The drinks menu is creative and incorporates local fruits and products, with homemade juices, kombucha and bitters. The menu has easy-to-share platters, such as a charcuterie board, wild mushroom pizzetta, and spicy tuna minitacos, but could afford to swap out some of its more tried and true offerings, such as French fries. truffle, flat breads and chicken wings, with more innovative dishes that better reflect the Islands.
The new lobby cafe, Hoolana, is conveniently located on the east side of the building, where guests can have their cold brew or café latte made from Hawaiian-grown beans and enjoy the sunrise over Kuilima Cove from comfortable chairs. . It is open from 5:30 a.m. to 4 p.m. and is the take-out option for guests going for surf lessons or a hike, with pastries, bagels, toasted sandwiches, treats, oatmeal, parfaits to the yogurt and other packaged items.
Turtle Bay’s reinvented approach to the food and beverage program centers on its 400-acre Kuilima farm and a general effort to source more ingredients and products from the islands.
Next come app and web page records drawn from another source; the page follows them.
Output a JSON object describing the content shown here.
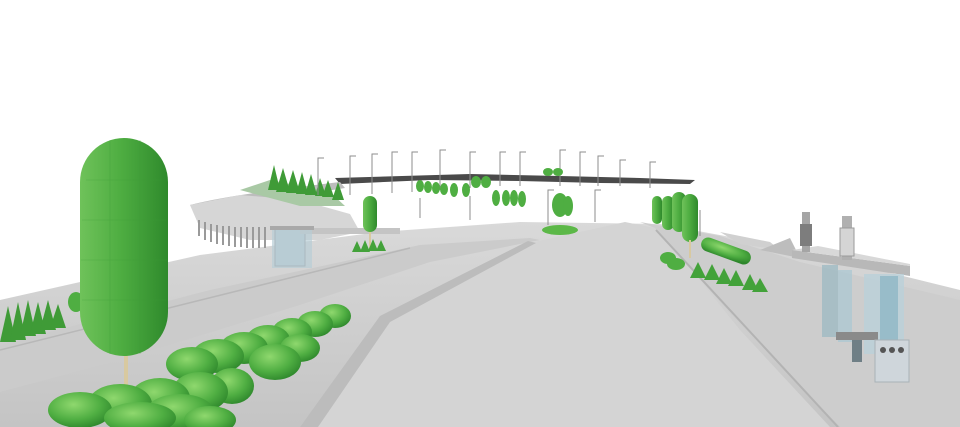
{
  "scene": {
    "kind": "3d-render-street-landscape",
    "colors": {
      "sky": "#ffffff",
      "ground": "#c9c9c9",
      "road": "#d2d2d2",
      "curb": "#b8b8b8",
      "foliage": "#52b043",
      "foliage_dark": "#2f8f2c",
      "foliage_light": "#7ccf5f",
      "trunk": "#d8c9a0",
      "glass": "#a9c7d3",
      "structure": "#9a9a9a",
      "bin": "#cfd6db"
    },
    "icons": [
      "columnar-tree-icon",
      "hedge-icon",
      "conifer-icon",
      "street-lamp-icon",
      "bus-shelter-icon",
      "waste-bin-icon"
    ]
  }
}
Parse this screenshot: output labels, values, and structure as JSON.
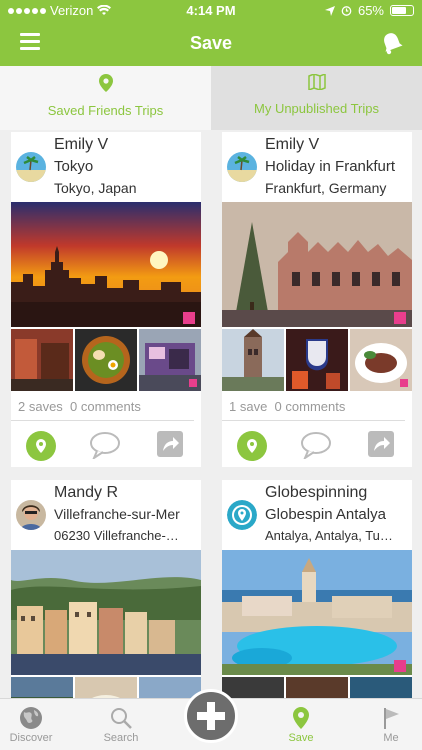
{
  "status": {
    "carrier": "Verizon",
    "time": "4:14 PM",
    "battery": "65%"
  },
  "nav": {
    "title": "Save"
  },
  "tabs": [
    {
      "label": "Saved Friends Trips",
      "icon": "map-pin-icon"
    },
    {
      "label": "My Unpublished Trips",
      "icon": "folded-map-icon"
    }
  ],
  "cards": [
    {
      "user": "Emily V",
      "trip": "Tokyo",
      "place": "Tokyo, Japan",
      "saves": "2 saves",
      "comments": "0 comments"
    },
    {
      "user": "Emily V",
      "trip": "Holiday in Frankfurt",
      "place": "Frankfurt, Germany",
      "saves": "1 save",
      "comments": "0 comments"
    },
    {
      "user": "Mandy R",
      "trip": "Villefranche-sur-Mer",
      "place": "06230 Villefranche-…"
    },
    {
      "user": "Globespinning",
      "trip": "Globespin Antalya",
      "place": "Antalya, Antalya, Tu…"
    }
  ],
  "bottom_nav": [
    {
      "label": "Discover",
      "icon": "globe-icon"
    },
    {
      "label": "Search",
      "icon": "magnifier-icon"
    },
    {
      "label": "Save",
      "icon": "map-pin-icon",
      "active": true
    },
    {
      "label": "Me",
      "icon": "flag-icon"
    }
  ],
  "colors": {
    "brand": "#8cc63f",
    "tab_inactive_bg": "#e0e0e0",
    "plus_button": "#6d6d6d"
  }
}
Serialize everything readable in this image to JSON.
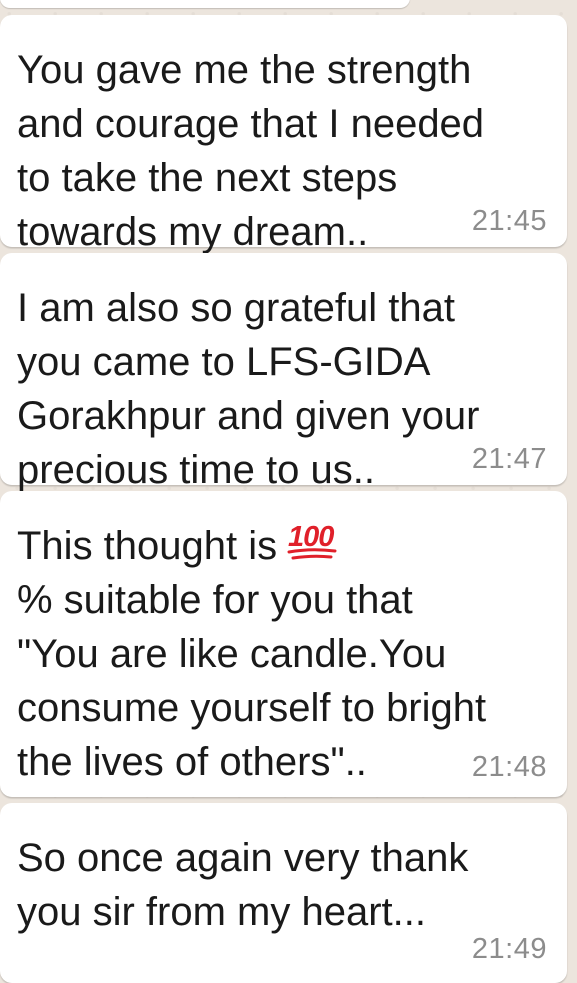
{
  "messages": [
    {
      "lines": [
        "You gave me the strength",
        "and courage that I needed",
        "to take the next steps",
        "towards my dream.."
      ],
      "time": "21:45"
    },
    {
      "lines": [
        "I am also so grateful that",
        "you came to LFS-GIDA",
        "Gorakhpur and given your",
        "precious time to us.."
      ],
      "time": "21:47"
    },
    {
      "first_line": "This thought is",
      "emoji": "hundred-points-emoji",
      "emoji_text": "100",
      "lines": [
        "% suitable for you that",
        "\"You are like candle.You",
        "consume yourself to bright",
        "the lives of others\".."
      ],
      "time": "21:48"
    },
    {
      "lines": [
        "So once again very thank",
        "you sir from my heart..."
      ],
      "time": "21:49"
    }
  ],
  "colors": {
    "wallpaper": "#ece5dd",
    "bubble": "#ffffff",
    "text": "#1a1a1a",
    "timestamp": "#8c8c8c",
    "emoji_red": "#e0202a"
  }
}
The Kuilima farm stand, just down the street from the resort entrance, has a handful of stalls selling banana bread, whole and sliced tropical fruits, and other goodies, such as chocolate and chocolate. honey made in Hawaii.
The new signature restaurant, Alaia, adjusts its menu according to the seasons, drawing on offerings from the farm in addition to other fish, meats and local produce. The redesigned space is open and airy, with wood-beamed ceilings, and features a bar, indoor dining area, and terrace with ocean views.
To run the new signature restaurant, the resort brought in Gilles Epie, who ran his first Michelin-starred restaurant at age 22 and was named one of the best new chefs in the United States by Food & Wine magazine in 1996. Prior to coming to Turtle Bay, he was Culinary Director of Montage Beverly Hills.
Epie’s signature dishes at Alaia include a giant grilled sweet opah topped with homemade lemon garlic butter; Japanese style swordfish steak marinated in sake and soy sauce; and seared Colorado lamb chops with a drizzle of thyme and gravy.
The menu judiciously uses plenty of local seafood, including a hearty appetizer of caramelized octopus with harissa aioli, baby potatoes and smoked paprika as well as sustainably grown lobster off the coast of Island of Hawaii served with onions, spinach, coconut milk, wasabi and tobiko (flying fish roe). There is also a selection of “farmhouse sides” including candied sweet potatoes that were hard to stop eating.
The resort’s new adults-only infinity pool and hot tub. Photo Credit: Courtesy of Turtle Bay Resort
The terraced pool deck features a new adults-only infinity pool with a hot tub and ample lounging area.
The pool for all ages has been redesigned, with new cabanas and a revamped pool bar and entertainment area.
The pool bar, Sunset, has folding glass doors on all sides that can be fully opened to provide great views of the surf spot just off the coast of Turtle Bay. The menu hits all the marks guests expect from the poolside bar menus, with several dishes for adults and kids’ palates including burgers, fish and chips, flatbreads, tuna poke and squid. fried.
The lack of fresh juices, smoothies, or a wider selection of general non-alcoholic drinks on the menu seems like a missed opportunity given this is the main resort lunch option and effort. of the complex to praise its farm and its many wellness and fitness activities.